=== The records ===
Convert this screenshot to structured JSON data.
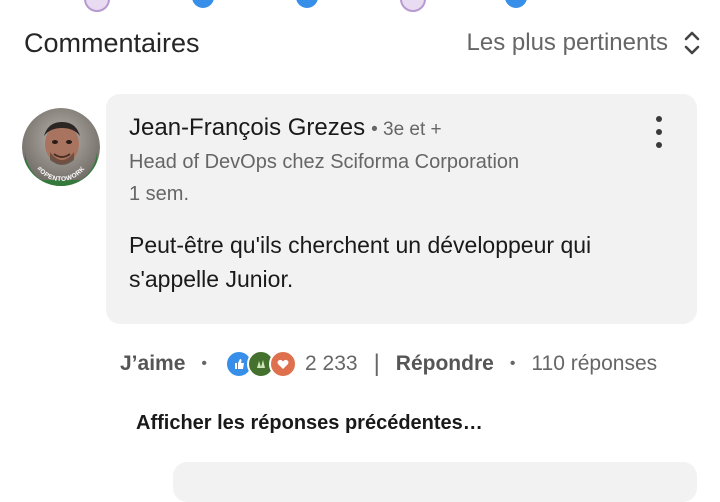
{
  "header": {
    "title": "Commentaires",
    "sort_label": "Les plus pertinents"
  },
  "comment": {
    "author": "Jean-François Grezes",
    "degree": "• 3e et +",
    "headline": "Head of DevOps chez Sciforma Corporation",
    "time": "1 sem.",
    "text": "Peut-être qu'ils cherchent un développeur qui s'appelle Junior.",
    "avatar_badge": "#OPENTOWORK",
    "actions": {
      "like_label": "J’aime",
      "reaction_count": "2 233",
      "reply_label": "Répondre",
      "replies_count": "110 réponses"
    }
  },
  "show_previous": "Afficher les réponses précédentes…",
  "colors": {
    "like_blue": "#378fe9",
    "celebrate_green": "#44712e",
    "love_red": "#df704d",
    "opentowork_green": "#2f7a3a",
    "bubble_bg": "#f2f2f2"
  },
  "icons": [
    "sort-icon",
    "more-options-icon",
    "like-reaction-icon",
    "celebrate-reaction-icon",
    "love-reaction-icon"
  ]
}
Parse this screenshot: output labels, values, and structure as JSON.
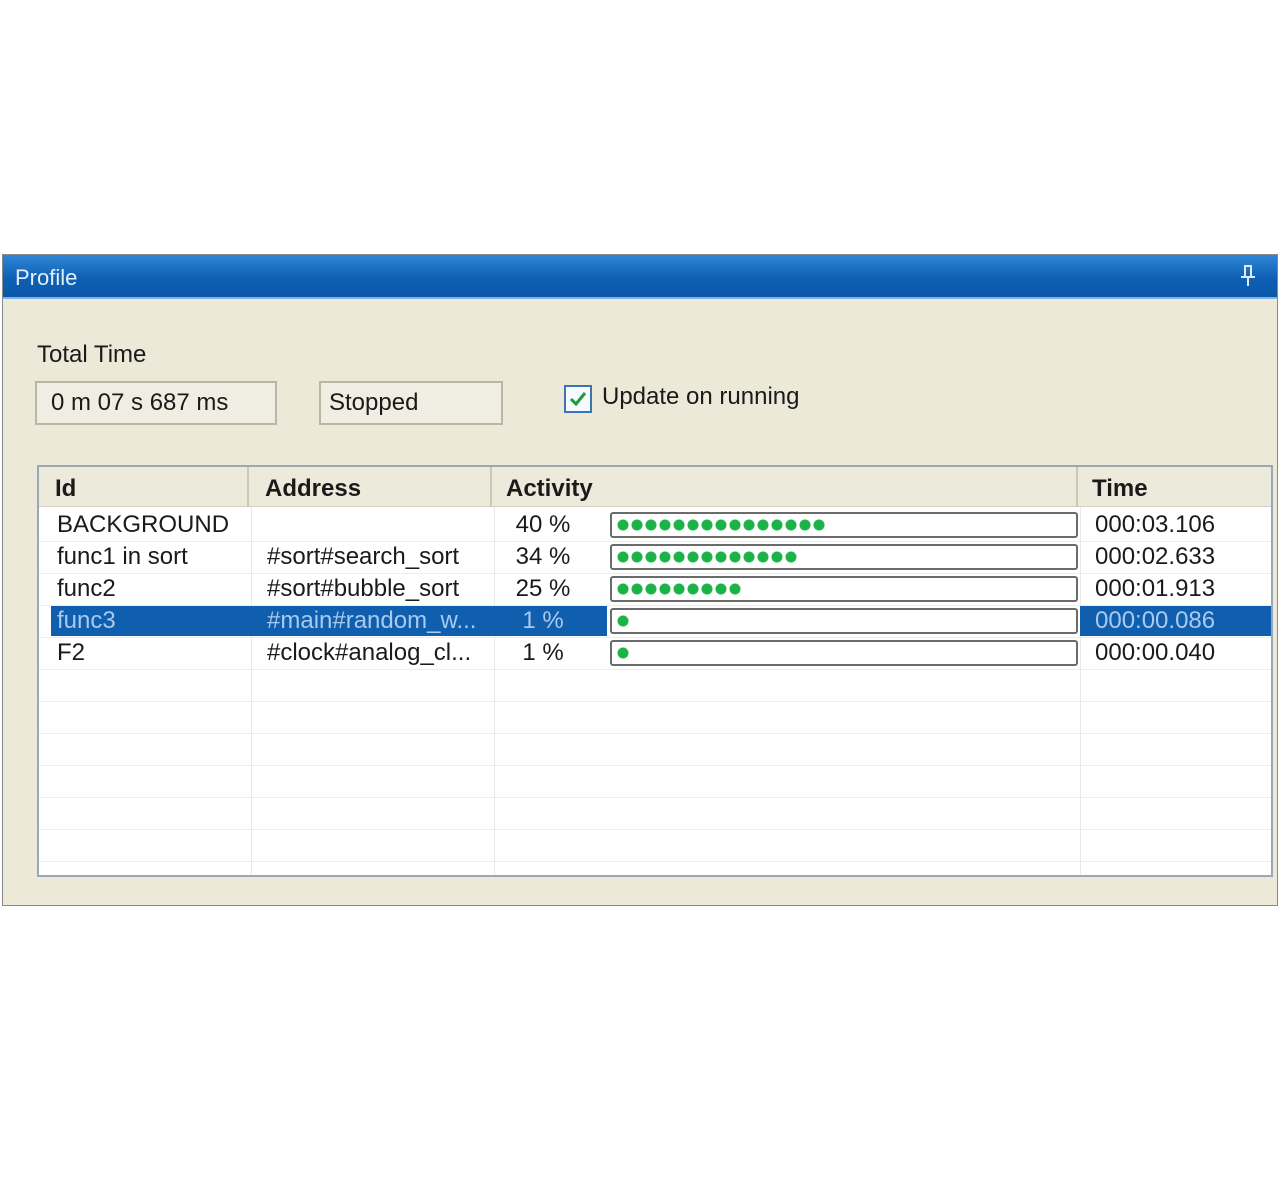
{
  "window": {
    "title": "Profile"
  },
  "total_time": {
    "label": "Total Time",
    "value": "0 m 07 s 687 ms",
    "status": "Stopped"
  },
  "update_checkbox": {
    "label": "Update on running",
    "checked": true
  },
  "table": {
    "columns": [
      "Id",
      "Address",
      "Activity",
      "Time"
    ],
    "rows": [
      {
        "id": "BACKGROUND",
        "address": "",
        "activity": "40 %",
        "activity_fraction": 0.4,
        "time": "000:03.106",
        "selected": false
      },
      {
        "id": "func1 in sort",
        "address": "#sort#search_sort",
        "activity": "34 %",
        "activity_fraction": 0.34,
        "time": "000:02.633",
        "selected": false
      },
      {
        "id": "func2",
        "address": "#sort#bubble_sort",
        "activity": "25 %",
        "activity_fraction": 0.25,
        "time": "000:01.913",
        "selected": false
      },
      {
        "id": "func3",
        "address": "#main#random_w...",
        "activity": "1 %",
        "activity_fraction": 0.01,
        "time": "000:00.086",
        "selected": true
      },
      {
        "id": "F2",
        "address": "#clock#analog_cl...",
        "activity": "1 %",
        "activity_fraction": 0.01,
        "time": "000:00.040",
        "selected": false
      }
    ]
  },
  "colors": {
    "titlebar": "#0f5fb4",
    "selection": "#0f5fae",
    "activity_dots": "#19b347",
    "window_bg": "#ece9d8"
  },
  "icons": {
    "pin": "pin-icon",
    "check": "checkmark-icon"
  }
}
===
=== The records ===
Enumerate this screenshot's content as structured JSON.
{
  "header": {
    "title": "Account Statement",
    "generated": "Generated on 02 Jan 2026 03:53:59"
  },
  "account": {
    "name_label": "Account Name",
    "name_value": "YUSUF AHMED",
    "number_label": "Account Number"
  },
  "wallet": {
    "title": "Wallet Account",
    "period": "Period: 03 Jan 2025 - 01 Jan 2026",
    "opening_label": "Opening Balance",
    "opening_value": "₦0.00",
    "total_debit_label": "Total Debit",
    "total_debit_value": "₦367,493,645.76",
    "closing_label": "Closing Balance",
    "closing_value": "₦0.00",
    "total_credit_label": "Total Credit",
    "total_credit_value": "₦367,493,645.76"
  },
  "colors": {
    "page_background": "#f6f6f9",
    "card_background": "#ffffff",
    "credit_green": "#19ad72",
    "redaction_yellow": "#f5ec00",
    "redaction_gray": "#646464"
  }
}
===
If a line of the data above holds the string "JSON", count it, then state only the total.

### [Expected output]
3